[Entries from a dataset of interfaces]
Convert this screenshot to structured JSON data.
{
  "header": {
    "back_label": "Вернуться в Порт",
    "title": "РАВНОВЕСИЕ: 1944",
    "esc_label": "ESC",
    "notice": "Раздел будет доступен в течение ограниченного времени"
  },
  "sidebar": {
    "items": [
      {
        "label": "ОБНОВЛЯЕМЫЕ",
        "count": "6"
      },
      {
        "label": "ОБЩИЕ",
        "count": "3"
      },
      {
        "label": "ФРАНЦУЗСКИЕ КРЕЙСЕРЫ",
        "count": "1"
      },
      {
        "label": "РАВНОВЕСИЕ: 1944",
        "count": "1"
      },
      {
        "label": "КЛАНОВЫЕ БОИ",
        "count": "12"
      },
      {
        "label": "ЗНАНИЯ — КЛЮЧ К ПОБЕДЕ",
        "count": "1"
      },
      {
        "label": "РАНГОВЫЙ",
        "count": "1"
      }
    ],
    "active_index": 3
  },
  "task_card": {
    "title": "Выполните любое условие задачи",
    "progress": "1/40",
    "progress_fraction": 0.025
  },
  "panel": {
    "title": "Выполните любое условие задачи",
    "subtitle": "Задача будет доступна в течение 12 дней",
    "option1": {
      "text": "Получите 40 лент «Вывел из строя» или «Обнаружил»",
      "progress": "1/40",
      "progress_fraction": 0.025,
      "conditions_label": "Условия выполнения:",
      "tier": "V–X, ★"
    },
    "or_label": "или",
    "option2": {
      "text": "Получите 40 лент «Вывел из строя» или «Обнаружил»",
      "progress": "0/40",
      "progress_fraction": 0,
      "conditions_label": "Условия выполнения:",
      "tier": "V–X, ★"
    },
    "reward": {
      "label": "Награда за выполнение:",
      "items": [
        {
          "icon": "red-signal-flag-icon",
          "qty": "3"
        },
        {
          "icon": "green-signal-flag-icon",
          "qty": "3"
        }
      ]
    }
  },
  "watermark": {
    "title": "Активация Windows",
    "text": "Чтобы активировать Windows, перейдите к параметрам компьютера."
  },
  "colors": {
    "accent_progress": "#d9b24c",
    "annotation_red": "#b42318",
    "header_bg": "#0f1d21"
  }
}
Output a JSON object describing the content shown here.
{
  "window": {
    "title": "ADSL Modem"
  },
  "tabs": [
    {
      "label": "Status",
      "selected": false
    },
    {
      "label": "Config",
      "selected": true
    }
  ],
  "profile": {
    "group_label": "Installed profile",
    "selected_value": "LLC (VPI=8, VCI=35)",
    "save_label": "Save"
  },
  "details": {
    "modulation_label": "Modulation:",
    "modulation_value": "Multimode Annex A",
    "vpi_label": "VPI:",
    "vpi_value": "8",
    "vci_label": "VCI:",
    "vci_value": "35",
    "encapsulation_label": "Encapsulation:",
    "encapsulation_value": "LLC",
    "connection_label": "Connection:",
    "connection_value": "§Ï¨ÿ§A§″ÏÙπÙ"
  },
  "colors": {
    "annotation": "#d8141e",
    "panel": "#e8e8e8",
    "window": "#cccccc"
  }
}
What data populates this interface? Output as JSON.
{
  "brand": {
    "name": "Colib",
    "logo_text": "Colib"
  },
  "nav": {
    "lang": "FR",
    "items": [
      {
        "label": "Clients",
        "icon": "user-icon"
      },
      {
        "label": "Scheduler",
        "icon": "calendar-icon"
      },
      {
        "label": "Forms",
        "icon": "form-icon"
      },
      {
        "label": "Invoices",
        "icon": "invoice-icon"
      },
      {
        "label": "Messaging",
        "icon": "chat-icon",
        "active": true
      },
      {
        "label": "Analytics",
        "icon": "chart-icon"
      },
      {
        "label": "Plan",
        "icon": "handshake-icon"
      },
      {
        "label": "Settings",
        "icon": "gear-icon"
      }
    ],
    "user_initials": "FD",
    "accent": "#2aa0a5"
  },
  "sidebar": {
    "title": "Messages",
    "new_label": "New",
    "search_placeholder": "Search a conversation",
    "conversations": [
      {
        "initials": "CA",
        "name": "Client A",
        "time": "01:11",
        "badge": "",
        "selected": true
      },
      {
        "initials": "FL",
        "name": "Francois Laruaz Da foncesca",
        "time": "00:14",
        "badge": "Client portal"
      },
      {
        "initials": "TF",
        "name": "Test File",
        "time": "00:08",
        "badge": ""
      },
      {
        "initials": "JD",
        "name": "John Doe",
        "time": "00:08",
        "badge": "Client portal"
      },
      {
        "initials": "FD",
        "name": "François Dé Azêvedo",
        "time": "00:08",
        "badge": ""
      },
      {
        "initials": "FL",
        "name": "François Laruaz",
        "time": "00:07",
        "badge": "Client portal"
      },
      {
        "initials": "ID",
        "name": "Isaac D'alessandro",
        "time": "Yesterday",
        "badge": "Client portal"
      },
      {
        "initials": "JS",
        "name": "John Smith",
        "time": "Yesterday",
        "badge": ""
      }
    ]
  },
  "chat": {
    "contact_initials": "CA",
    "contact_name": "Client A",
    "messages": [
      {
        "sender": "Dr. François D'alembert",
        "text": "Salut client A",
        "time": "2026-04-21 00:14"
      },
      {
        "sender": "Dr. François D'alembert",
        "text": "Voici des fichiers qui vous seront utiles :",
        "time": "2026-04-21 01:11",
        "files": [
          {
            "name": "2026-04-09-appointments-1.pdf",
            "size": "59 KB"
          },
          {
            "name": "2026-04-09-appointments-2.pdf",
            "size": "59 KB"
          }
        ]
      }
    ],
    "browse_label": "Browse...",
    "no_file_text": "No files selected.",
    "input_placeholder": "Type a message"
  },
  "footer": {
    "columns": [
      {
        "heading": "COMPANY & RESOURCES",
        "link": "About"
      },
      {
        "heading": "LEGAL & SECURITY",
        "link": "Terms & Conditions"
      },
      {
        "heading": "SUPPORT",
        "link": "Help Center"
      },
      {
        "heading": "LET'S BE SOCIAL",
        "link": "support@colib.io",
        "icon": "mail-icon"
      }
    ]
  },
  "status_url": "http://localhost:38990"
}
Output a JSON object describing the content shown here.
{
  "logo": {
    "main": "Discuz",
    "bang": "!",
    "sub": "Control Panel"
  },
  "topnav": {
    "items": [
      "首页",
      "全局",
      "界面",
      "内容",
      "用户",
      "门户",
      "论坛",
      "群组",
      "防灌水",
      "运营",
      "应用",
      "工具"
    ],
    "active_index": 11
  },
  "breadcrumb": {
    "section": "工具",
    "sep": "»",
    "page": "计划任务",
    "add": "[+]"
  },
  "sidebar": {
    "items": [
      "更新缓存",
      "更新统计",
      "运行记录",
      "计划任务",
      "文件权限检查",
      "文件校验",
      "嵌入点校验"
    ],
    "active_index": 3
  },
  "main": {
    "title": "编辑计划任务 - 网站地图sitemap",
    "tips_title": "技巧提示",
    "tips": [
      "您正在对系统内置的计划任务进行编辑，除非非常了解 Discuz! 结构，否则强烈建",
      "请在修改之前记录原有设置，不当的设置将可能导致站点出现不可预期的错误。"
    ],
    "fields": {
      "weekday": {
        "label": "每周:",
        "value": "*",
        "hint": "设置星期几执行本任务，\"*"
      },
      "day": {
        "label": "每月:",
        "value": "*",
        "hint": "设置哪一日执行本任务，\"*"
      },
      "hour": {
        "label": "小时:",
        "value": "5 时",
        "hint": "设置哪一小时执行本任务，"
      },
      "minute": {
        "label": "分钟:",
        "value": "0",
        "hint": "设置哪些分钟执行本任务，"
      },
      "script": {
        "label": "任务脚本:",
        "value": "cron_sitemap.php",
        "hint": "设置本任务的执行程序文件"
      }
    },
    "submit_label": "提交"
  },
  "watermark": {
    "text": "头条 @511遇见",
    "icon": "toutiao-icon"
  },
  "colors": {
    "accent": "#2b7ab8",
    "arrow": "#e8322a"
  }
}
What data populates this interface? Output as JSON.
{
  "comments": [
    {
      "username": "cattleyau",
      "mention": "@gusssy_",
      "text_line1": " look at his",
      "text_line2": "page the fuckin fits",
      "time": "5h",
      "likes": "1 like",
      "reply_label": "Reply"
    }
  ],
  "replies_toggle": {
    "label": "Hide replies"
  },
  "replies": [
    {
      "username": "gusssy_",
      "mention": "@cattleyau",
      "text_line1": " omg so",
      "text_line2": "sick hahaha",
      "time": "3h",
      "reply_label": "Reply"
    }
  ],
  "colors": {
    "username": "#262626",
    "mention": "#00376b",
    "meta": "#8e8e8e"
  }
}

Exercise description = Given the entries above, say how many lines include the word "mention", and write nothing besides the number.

Answer to this problem = 3